* _EXERCISE BRIEF_
Only the lines that include "favicon" should be copied from the data below.
───── MATERIALS PROVIDED ─────
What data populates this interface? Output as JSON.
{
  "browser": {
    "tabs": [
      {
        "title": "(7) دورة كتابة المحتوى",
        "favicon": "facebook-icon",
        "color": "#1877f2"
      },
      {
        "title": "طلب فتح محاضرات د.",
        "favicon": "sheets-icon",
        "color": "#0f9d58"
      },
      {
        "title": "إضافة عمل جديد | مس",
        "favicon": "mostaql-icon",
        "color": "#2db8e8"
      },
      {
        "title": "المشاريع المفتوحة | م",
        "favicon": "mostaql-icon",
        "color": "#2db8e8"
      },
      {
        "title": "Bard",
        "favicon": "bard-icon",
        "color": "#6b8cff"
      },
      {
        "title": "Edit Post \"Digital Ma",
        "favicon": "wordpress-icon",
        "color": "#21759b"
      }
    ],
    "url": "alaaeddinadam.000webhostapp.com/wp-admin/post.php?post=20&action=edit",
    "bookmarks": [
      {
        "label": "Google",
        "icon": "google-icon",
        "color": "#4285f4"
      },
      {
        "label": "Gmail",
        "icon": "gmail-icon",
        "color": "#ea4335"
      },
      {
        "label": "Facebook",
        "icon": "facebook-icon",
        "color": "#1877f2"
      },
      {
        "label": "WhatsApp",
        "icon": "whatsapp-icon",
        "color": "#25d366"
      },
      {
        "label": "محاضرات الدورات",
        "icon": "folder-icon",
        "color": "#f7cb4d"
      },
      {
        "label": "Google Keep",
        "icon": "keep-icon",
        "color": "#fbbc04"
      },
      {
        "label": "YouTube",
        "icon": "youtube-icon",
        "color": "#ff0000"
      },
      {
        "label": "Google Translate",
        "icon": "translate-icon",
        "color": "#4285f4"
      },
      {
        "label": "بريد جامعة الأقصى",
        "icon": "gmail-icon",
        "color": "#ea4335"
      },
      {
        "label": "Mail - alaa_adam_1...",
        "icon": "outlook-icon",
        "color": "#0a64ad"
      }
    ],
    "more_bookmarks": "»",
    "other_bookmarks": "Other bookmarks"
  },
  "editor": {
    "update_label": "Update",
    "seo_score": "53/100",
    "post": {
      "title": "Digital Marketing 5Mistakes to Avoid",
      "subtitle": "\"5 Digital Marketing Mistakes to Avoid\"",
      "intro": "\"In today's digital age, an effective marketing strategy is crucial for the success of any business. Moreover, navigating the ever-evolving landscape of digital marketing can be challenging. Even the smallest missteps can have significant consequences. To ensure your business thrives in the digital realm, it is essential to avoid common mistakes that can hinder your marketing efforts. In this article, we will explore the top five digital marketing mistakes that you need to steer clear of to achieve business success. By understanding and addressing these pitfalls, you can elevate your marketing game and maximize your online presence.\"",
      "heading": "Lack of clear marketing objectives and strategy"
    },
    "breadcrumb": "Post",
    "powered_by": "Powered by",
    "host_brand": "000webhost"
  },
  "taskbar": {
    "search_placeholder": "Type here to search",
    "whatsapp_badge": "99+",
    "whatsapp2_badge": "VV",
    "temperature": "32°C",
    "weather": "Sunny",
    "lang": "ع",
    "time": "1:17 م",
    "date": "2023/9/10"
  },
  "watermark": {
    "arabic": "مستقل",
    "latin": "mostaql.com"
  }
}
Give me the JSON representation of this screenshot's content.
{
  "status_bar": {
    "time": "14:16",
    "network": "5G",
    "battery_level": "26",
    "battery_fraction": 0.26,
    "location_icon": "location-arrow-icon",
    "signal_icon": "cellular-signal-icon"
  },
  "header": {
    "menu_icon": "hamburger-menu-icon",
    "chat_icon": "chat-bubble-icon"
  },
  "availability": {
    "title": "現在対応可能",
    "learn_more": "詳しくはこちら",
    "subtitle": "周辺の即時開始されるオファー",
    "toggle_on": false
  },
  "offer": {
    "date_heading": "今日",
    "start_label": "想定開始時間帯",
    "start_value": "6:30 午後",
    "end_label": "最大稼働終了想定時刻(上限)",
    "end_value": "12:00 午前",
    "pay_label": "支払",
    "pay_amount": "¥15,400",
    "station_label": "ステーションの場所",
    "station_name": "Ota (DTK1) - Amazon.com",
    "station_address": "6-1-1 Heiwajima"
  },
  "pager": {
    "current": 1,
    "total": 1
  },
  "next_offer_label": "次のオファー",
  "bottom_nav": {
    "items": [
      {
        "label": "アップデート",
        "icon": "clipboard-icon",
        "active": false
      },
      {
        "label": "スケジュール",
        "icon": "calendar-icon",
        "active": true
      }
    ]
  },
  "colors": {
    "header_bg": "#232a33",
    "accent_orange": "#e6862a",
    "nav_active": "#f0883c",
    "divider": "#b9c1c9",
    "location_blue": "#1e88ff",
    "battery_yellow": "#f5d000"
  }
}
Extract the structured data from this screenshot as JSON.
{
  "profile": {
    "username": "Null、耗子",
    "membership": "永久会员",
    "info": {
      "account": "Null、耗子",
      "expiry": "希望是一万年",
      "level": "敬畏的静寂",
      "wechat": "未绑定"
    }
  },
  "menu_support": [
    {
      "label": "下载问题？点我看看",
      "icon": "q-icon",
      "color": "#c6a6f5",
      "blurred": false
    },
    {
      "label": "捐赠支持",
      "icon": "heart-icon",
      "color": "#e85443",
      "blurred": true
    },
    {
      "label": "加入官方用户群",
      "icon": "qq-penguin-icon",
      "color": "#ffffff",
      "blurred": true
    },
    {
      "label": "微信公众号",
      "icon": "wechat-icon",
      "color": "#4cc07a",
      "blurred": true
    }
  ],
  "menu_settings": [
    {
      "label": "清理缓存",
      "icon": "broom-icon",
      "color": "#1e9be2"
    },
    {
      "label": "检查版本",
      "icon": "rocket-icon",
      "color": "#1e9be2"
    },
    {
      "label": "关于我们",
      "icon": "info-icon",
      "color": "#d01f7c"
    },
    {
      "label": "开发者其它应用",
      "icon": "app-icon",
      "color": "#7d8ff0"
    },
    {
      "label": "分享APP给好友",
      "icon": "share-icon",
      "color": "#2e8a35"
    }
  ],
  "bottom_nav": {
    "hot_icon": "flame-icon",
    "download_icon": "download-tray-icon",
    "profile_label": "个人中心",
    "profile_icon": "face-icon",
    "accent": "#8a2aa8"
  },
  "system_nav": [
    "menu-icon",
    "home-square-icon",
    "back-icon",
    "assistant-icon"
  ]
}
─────
* _EXERCISE ANSWER_
        "favicon": "facebook-icon",
        "favicon": "sheets-icon",
        "favicon": "mostaql-icon",
        "favicon": "mostaql-icon",
        "favicon": "bard-icon",
        "favicon": "wordpress-icon",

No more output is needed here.